There's a new (bench) boss in town.
Led by General Manager Craig MacTavish Monday at Rexall Place, the Oilers introduced Dallas Eakins as the club's new head coach. Replacing Ralph Krueger, who was relieved of his duties over the weekend, Eakins, 46, becomes the 12th in Oilers history.
"I coached against him two years ago when I was the head coach of the Chicago Wolves," MacTavish said. "I was impressed by his team and how well the team competed. They were ready to go right at the opening faceoff. I haven't seen a team that well prepared in a long time.
"He has all the great qualities you look for in a coach. He has great perspective and is unflappable under pressure. I'm extremely confident in this man's ability."
In four seasons as the head coach of the AHL's Toronto Marlies, Eakins strung together an impressive 157-114-41 record. In each of the past two seasons, the Baby Leafs advanced deep into he post-season and came oh-so close to winning it all in 2012.
"Winning is the bottom line," Eakins, who arrived in Edmonton early Monday morning with his wife, Ingrid and daughters, Cameron and Emerson, said in his opening address to local reporters. "From this moment forward, everything we do will have the final product in mind. We're going to put a plan in place to develop our young players to maximize their full potential. We will put a foundation in place to develop our future.
"This isn't about winning one game or one season. We're going to bring this organization back so that we're in the mix to win every single year. To do that, we're going to be committed to character, committed to a high fitness level and committed to the details of tactical hockey.
"But the No. 1 thing we're going to be committed to is competition. If you're going to play for the Edmonton Oilers, you're going to compete. That's how you win games in the NHL and that's how you get your organization better."
When it comes to the future of assistant coaches Kelly Buchberger and Steve Smith, Eakins said he wants to "get to know them" before making any decisions. Still, he expects to add at least one more body to help round out the staff.
"I've got to assess what's going on here," he said. "Kelly and Steve might be the best assistants in the NHL, but I don't know that. I've got to sit down with them and see how things go."
Before assuming the lead role behind the bench with the Marlies, Eakins was an assistant coach with the NHL's Maple Leafs from 2006 to 2008. Following the 2007-08 campaign, he spent one year as the Leafs' director of player development.

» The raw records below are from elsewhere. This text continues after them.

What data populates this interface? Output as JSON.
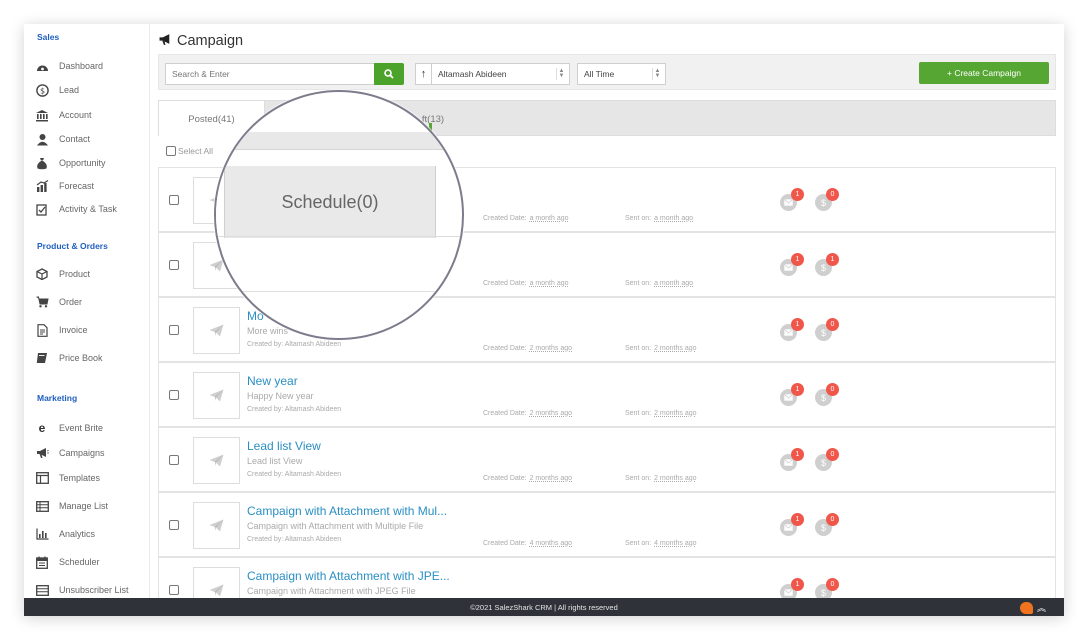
{
  "sidebar": {
    "sections": [
      {
        "title": "Sales",
        "items": [
          {
            "label": "Dashboard",
            "icon": "dashboard-icon"
          },
          {
            "label": "Lead",
            "icon": "dollar-icon"
          },
          {
            "label": "Account",
            "icon": "bank-icon"
          },
          {
            "label": "Contact",
            "icon": "contact-icon"
          },
          {
            "label": "Opportunity",
            "icon": "money-bag-icon"
          },
          {
            "label": "Forecast",
            "icon": "chart-icon"
          },
          {
            "label": "Activity & Task",
            "icon": "task-icon"
          }
        ]
      },
      {
        "title": "Product & Orders",
        "items": [
          {
            "label": "Product",
            "icon": "box-icon"
          },
          {
            "label": "Order",
            "icon": "cart-icon"
          },
          {
            "label": "Invoice",
            "icon": "invoice-icon"
          },
          {
            "label": "Price Book",
            "icon": "book-icon"
          }
        ]
      },
      {
        "title": "Marketing",
        "items": [
          {
            "label": "Event Brite",
            "icon": "eventbrite-icon"
          },
          {
            "label": "Campaigns",
            "icon": "megaphone-icon"
          },
          {
            "label": "Templates",
            "icon": "template-icon"
          },
          {
            "label": "Manage List",
            "icon": "list-icon"
          },
          {
            "label": "Analytics",
            "icon": "analytics-icon"
          },
          {
            "label": "Scheduler",
            "icon": "calendar-icon"
          },
          {
            "label": "Unsubscriber List",
            "icon": "unsubscribe-icon"
          }
        ]
      }
    ]
  },
  "header": {
    "title": "Campaign",
    "icon": "megaphone-icon"
  },
  "toolbar": {
    "search_placeholder": "Search & Enter",
    "sort_label": "↑",
    "owner_select": "Altamash Abideen",
    "period_select": "All Time",
    "create_label": "+ Create Campaign"
  },
  "tabs": [
    {
      "label": "Posted(41)"
    },
    {
      "label": "ft(13)"
    }
  ],
  "select_all_label": "Select All",
  "meta_labels": {
    "created": "Created Date:",
    "sent": "Sent on:"
  },
  "campaigns": [
    {
      "title": "",
      "desc": "",
      "creator": "",
      "created": "a month ago",
      "sent": "a month ago",
      "email_count": "1",
      "deal_count": "0"
    },
    {
      "title": "",
      "desc": "",
      "creator": "",
      "created": "a month ago",
      "sent": "a month ago",
      "email_count": "1",
      "deal_count": "1"
    },
    {
      "title": "Mo",
      "desc": "More wins",
      "creator": "Created by: Altamash Abideen",
      "created": "2 months ago",
      "sent": "2 months ago",
      "email_count": "1",
      "deal_count": "0"
    },
    {
      "title": "New year",
      "desc": "Happy New year",
      "creator": "Created by: Altamash Abideen",
      "created": "2 months ago",
      "sent": "2 months ago",
      "email_count": "1",
      "deal_count": "0"
    },
    {
      "title": "Lead list View",
      "desc": "Lead list View",
      "creator": "Created by: Altamash Abideen",
      "created": "2 months ago",
      "sent": "2 months ago",
      "email_count": "1",
      "deal_count": "0"
    },
    {
      "title": "Campaign with Attachment with Mul...",
      "desc": "Campaign with Attachment with Multiple File",
      "creator": "Created by: Altamash Abideen",
      "created": "4 months ago",
      "sent": "4 months ago",
      "email_count": "1",
      "deal_count": "0"
    },
    {
      "title": "Campaign with Attachment with JPE...",
      "desc": "Campaign with Attachment with JPEG File",
      "creator": "",
      "created": "",
      "sent": "",
      "email_count": "1",
      "deal_count": "0"
    }
  ],
  "magnifier": {
    "label": "Schedule(0)"
  },
  "footer": {
    "text": "©2021 SalezShark CRM | All rights reserved"
  },
  "colors": {
    "accent_green": "#56a634",
    "link_blue": "#2a8fc4",
    "section_blue": "#1f5fbf",
    "badge_red": "#f0574a",
    "footer_bg": "#2f3239"
  }
}
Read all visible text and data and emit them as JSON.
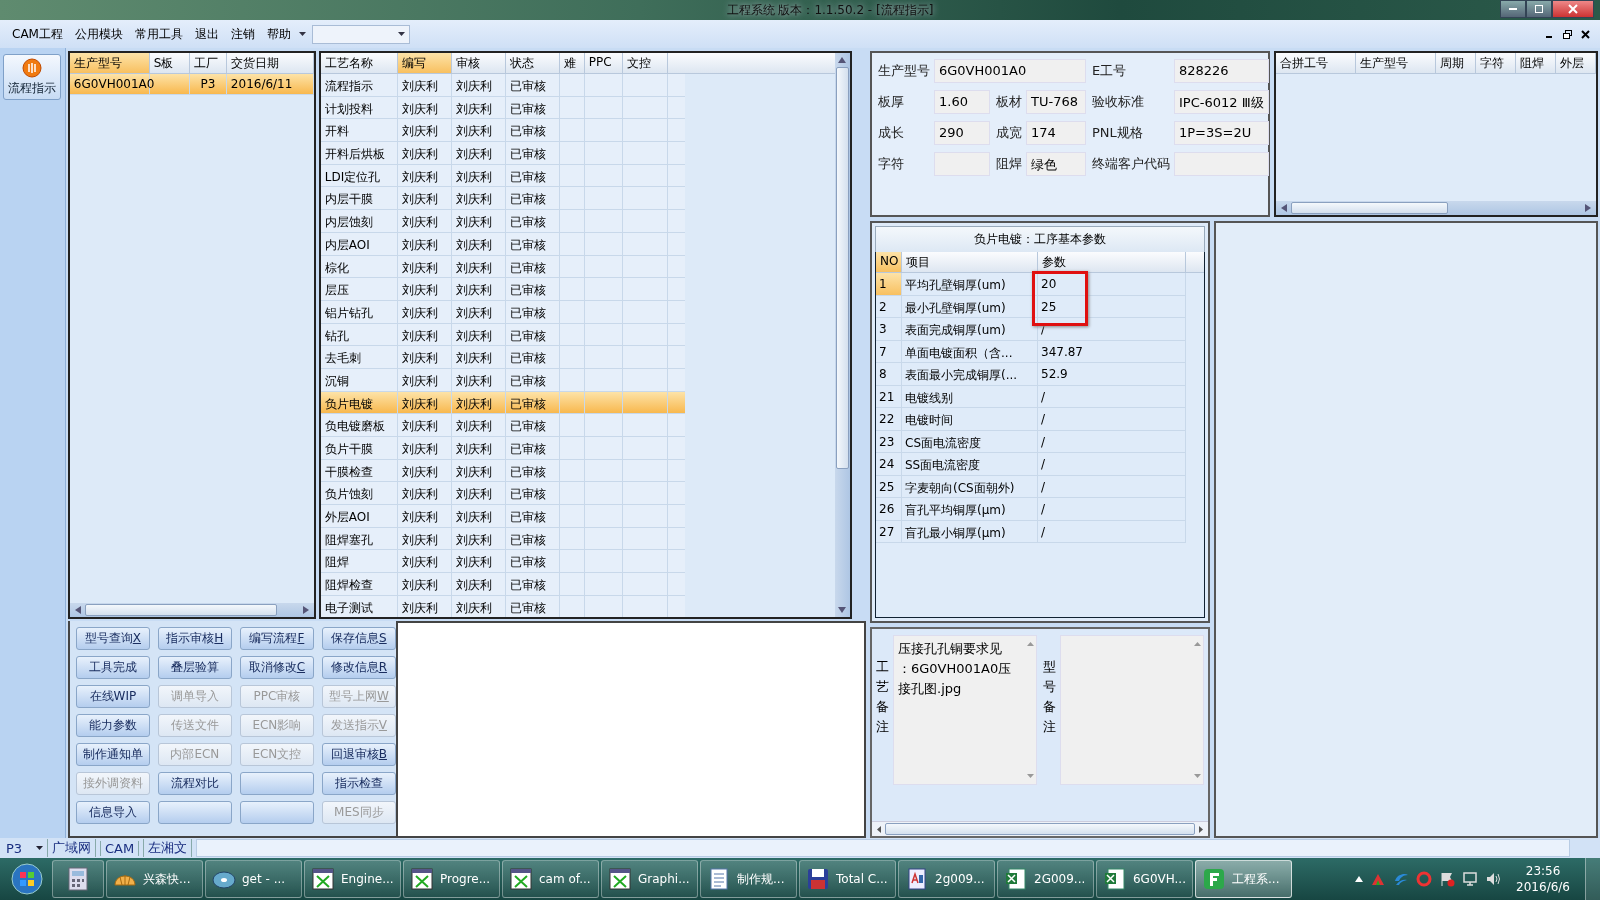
{
  "window": {
    "title": "工程系统    版本：1.1.50.2 - [流程指示]"
  },
  "menu": [
    {
      "label": "CAM工程"
    },
    {
      "label": "公用模块"
    },
    {
      "label": "常用工具"
    },
    {
      "label": "退出"
    },
    {
      "label": "注销"
    },
    {
      "label": "帮助"
    }
  ],
  "side_button": {
    "label": "流程指示"
  },
  "orders": {
    "columns": [
      {
        "label": "生产型号",
        "highlighted": true
      },
      {
        "label": "S板",
        "highlighted": false
      },
      {
        "label": "工厂",
        "highlighted": false
      },
      {
        "label": "交货日期",
        "highlighted": false
      }
    ],
    "rows": [
      {
        "model": "6G0VH001A0",
        "factory": "P3",
        "date": "2016/6/11",
        "selected": true
      }
    ]
  },
  "process": {
    "columns": [
      {
        "label": "工艺名称",
        "highlighted": false
      },
      {
        "label": "编写",
        "highlighted": true
      },
      {
        "label": "审核",
        "highlighted": false
      },
      {
        "label": "状态",
        "highlighted": false
      },
      {
        "label": "难",
        "highlighted": false
      },
      {
        "label": "PPC",
        "highlighted": false
      },
      {
        "label": "文控",
        "highlighted": false
      }
    ],
    "rows": [
      {
        "name": "流程指示",
        "author": "刘庆利",
        "reviewer": "刘庆利",
        "status": "已审核",
        "selected": false
      },
      {
        "name": "计划投料",
        "author": "刘庆利",
        "reviewer": "刘庆利",
        "status": "已审核",
        "selected": false
      },
      {
        "name": "开料",
        "author": "刘庆利",
        "reviewer": "刘庆利",
        "status": "已审核",
        "selected": false
      },
      {
        "name": "开料后烘板",
        "author": "刘庆利",
        "reviewer": "刘庆利",
        "status": "已审核",
        "selected": false
      },
      {
        "name": "LDI定位孔",
        "author": "刘庆利",
        "reviewer": "刘庆利",
        "status": "已审核",
        "selected": false
      },
      {
        "name": "内层干膜",
        "author": "刘庆利",
        "reviewer": "刘庆利",
        "status": "已审核",
        "selected": false
      },
      {
        "name": "内层蚀刻",
        "author": "刘庆利",
        "reviewer": "刘庆利",
        "status": "已审核",
        "selected": false
      },
      {
        "name": "内层AOI",
        "author": "刘庆利",
        "reviewer": "刘庆利",
        "status": "已审核",
        "selected": false
      },
      {
        "name": "棕化",
        "author": "刘庆利",
        "reviewer": "刘庆利",
        "status": "已审核",
        "selected": false
      },
      {
        "name": "层压",
        "author": "刘庆利",
        "reviewer": "刘庆利",
        "status": "已审核",
        "selected": false
      },
      {
        "name": "铝片钻孔",
        "author": "刘庆利",
        "reviewer": "刘庆利",
        "status": "已审核",
        "selected": false
      },
      {
        "name": "钻孔",
        "author": "刘庆利",
        "reviewer": "刘庆利",
        "status": "已审核",
        "selected": false
      },
      {
        "name": "去毛刺",
        "author": "刘庆利",
        "reviewer": "刘庆利",
        "status": "已审核",
        "selected": false
      },
      {
        "name": "沉铜",
        "author": "刘庆利",
        "reviewer": "刘庆利",
        "status": "已审核",
        "selected": false
      },
      {
        "name": "负片电镀",
        "author": "刘庆利",
        "reviewer": "刘庆利",
        "status": "已审核",
        "selected": true
      },
      {
        "name": "负电镀磨板",
        "author": "刘庆利",
        "reviewer": "刘庆利",
        "status": "已审核",
        "selected": false
      },
      {
        "name": "负片干膜",
        "author": "刘庆利",
        "reviewer": "刘庆利",
        "status": "已审核",
        "selected": false
      },
      {
        "name": "干膜检查",
        "author": "刘庆利",
        "reviewer": "刘庆利",
        "status": "已审核",
        "selected": false
      },
      {
        "name": "负片蚀刻",
        "author": "刘庆利",
        "reviewer": "刘庆利",
        "status": "已审核",
        "selected": false
      },
      {
        "name": "外层AOI",
        "author": "刘庆利",
        "reviewer": "刘庆利",
        "status": "已审核",
        "selected": false
      },
      {
        "name": "阻焊塞孔",
        "author": "刘庆利",
        "reviewer": "刘庆利",
        "status": "已审核",
        "selected": false
      },
      {
        "name": "阻焊",
        "author": "刘庆利",
        "reviewer": "刘庆利",
        "status": "已审核",
        "selected": false
      },
      {
        "name": "阻焊检查",
        "author": "刘庆利",
        "reviewer": "刘庆利",
        "status": "已审核",
        "selected": false
      },
      {
        "name": "电子测试",
        "author": "刘庆利",
        "reviewer": "刘庆利",
        "status": "已审核",
        "selected": false
      }
    ]
  },
  "actions": [
    {
      "label": "型号查询",
      "shortcut": "X",
      "disabled": false
    },
    {
      "label": "指示审核",
      "shortcut": "H",
      "disabled": false
    },
    {
      "label": "编写流程",
      "shortcut": "F",
      "disabled": false
    },
    {
      "label": "保存信息",
      "shortcut": "S",
      "disabled": false
    },
    {
      "label": "工具完成",
      "disabled": false
    },
    {
      "label": "叠层验算",
      "disabled": false
    },
    {
      "label": "取消修改",
      "shortcut": "C",
      "disabled": false
    },
    {
      "label": "修改信息",
      "shortcut": "R",
      "disabled": false
    },
    {
      "label": "在线WIP",
      "disabled": false
    },
    {
      "label": "调单导入",
      "disabled": true
    },
    {
      "label": "PPC审核",
      "disabled": true
    },
    {
      "label": "型号上网",
      "shortcut": "W",
      "disabled": true
    },
    {
      "label": "能力参数",
      "disabled": false
    },
    {
      "label": "传送文件",
      "disabled": true
    },
    {
      "label": "ECN影响",
      "disabled": true
    },
    {
      "label": "发送指示",
      "shortcut": "V",
      "disabled": true
    },
    {
      "label": "制作通知单",
      "disabled": false
    },
    {
      "label": "内部ECN",
      "disabled": true
    },
    {
      "label": "ECN文控",
      "disabled": true
    },
    {
      "label": "回退审核",
      "shortcut": "B",
      "disabled": false
    },
    {
      "label": "接外调资料",
      "disabled": true
    },
    {
      "label": "流程对比",
      "disabled": false
    },
    {
      "disabled": false
    },
    {
      "label": "指示检查",
      "disabled": false
    },
    {
      "label": "信息导入",
      "disabled": false
    },
    {
      "disabled": false
    },
    {
      "disabled": false
    },
    {
      "label": "MES同步",
      "disabled": true
    }
  ],
  "info": {
    "fields": [
      {
        "label": "生产型号",
        "value": "6G0VH001A0"
      },
      {
        "label": "E工号",
        "value": "828226"
      },
      {
        "label": "板厚",
        "value": "1.60"
      },
      {
        "label": "板材",
        "value": "TU-768"
      },
      {
        "label": "验收标准",
        "value": "IPC-6012 Ⅲ级"
      },
      {
        "label": "成长",
        "value": "290"
      },
      {
        "label": "成宽",
        "value": "174"
      },
      {
        "label": "PNL规格",
        "value": "1P=3S=2U"
      },
      {
        "label": "字符"
      },
      {
        "label": "阻焊",
        "value": "绿色"
      },
      {
        "label": "终端客户代码"
      }
    ]
  },
  "merge_table": {
    "columns": [
      "合拼工号",
      "生产型号",
      "周期",
      "字符",
      "阻焊",
      "外层"
    ]
  },
  "params": {
    "title": "负片电镀：工序基本参数",
    "columns": [
      {
        "label": "NO",
        "highlighted": true
      },
      {
        "label": "项目",
        "highlighted": false
      },
      {
        "label": "参数",
        "highlighted": false
      }
    ],
    "rows": [
      {
        "no": "1",
        "item": "平均孔壁铜厚(um)",
        "value": "20",
        "current": true,
        "marked": true
      },
      {
        "no": "2",
        "item": "最小孔壁铜厚(um)",
        "value": "25",
        "current": false,
        "marked": true
      },
      {
        "no": "3",
        "item": "表面完成铜厚(um)",
        "value": "/",
        "current": false,
        "marked": false
      },
      {
        "no": "7",
        "item": "单面电镀面积（含...",
        "value": "347.87",
        "current": false,
        "marked": false
      },
      {
        "no": "8",
        "item": "表面最小完成铜厚(...",
        "value": "52.9",
        "current": false,
        "marked": false
      },
      {
        "no": "21",
        "item": "电镀线别",
        "value": "/",
        "current": false,
        "marked": false
      },
      {
        "no": "22",
        "item": "电镀时间",
        "value": "/",
        "current": false,
        "marked": false
      },
      {
        "no": "23",
        "item": "CS面电流密度",
        "value": "/",
        "current": false,
        "marked": false
      },
      {
        "no": "24",
        "item": "SS面电流密度",
        "value": "/",
        "current": false,
        "marked": false
      },
      {
        "no": "25",
        "item": "字麦朝向(CS面朝外)",
        "value": "/",
        "current": false,
        "marked": false
      },
      {
        "no": "26",
        "item": "盲孔平均铜厚(μm)",
        "value": "/",
        "current": false,
        "marked": false
      },
      {
        "no": "27",
        "item": "盲孔最小铜厚(μm)",
        "value": "/",
        "current": false,
        "marked": false
      }
    ]
  },
  "remarks": [
    {
      "label": "工艺备注",
      "lines": [
        "压接孔孔铜要求见",
        "：6G0VH001A0压",
        "接孔图.jpg"
      ]
    },
    {
      "label": "型号备注"
    }
  ],
  "status_bar": {
    "factory": "P3",
    "tabs": [
      "广域网",
      "CAM",
      "左湘文"
    ]
  },
  "taskbar": {
    "items": [
      {
        "kind": "calc",
        "selected": false
      },
      {
        "kind": "shell",
        "label": "兴森快...",
        "selected": false
      },
      {
        "kind": "disc",
        "label": "get - ...",
        "selected": false
      },
      {
        "kind": "xwin",
        "label": "Engine...",
        "selected": false
      },
      {
        "kind": "xwin",
        "label": "Progre...",
        "selected": false
      },
      {
        "kind": "xwin",
        "label": "cam of...",
        "selected": false
      },
      {
        "kind": "xwin",
        "label": "Graphi...",
        "selected": false
      },
      {
        "kind": "doc",
        "label": "制作规...",
        "selected": false
      },
      {
        "kind": "disk",
        "label": "Total C...",
        "selected": false
      },
      {
        "kind": "word",
        "label": "2g009...",
        "selected": false
      },
      {
        "kind": "sheet",
        "label": "2G009...",
        "selected": false
      },
      {
        "kind": "sheet",
        "label": "6G0VH...",
        "selected": false
      },
      {
        "kind": "app",
        "label": "工程系...",
        "selected": true
      }
    ],
    "time": "23:56",
    "date": "2016/6/6"
  }
}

Eakins, a product of Dade City, Florida, spent 17 seasons as a player. Split between professional leagues, he played a total of 120 games in the National Hockey League, posting nine assists and 208 penalty minutes.
He retired after the 2003-04 season as captain of the AHL's Manitoba Moose.
Eakins, a defenceman, was drafted in the 10th round (208th overall) by the Washington Capitals in 1985
By all reports and with coaching vacancies in Vancouver, New York and Dallas, he had options across the League.
But, given the opportunity and tremendous wealth of young talent at his disposable, Eakins decided Edmonton was the best place to be. In helping Nazem Kadri, Jake Gardiner and more than a half dozen others graduate and become impact players with the Maple Leafs, he's hoping to do the same with the up-and-coming Oilers.
"When it came about, we looked at what would work for the family, but this was a hockey decision," Eakins said. "The pieces that are currently in place with this team excite me. We have the potential to do some special things. I kept right in with the other interviews because I wasn't sure what was going to happen, but it was a comfort level with the people and a real family atmosphere with this organization.
"My heart, my gut and my family told me that this was the right spot."
(Edmonton Oilers Hockey Club)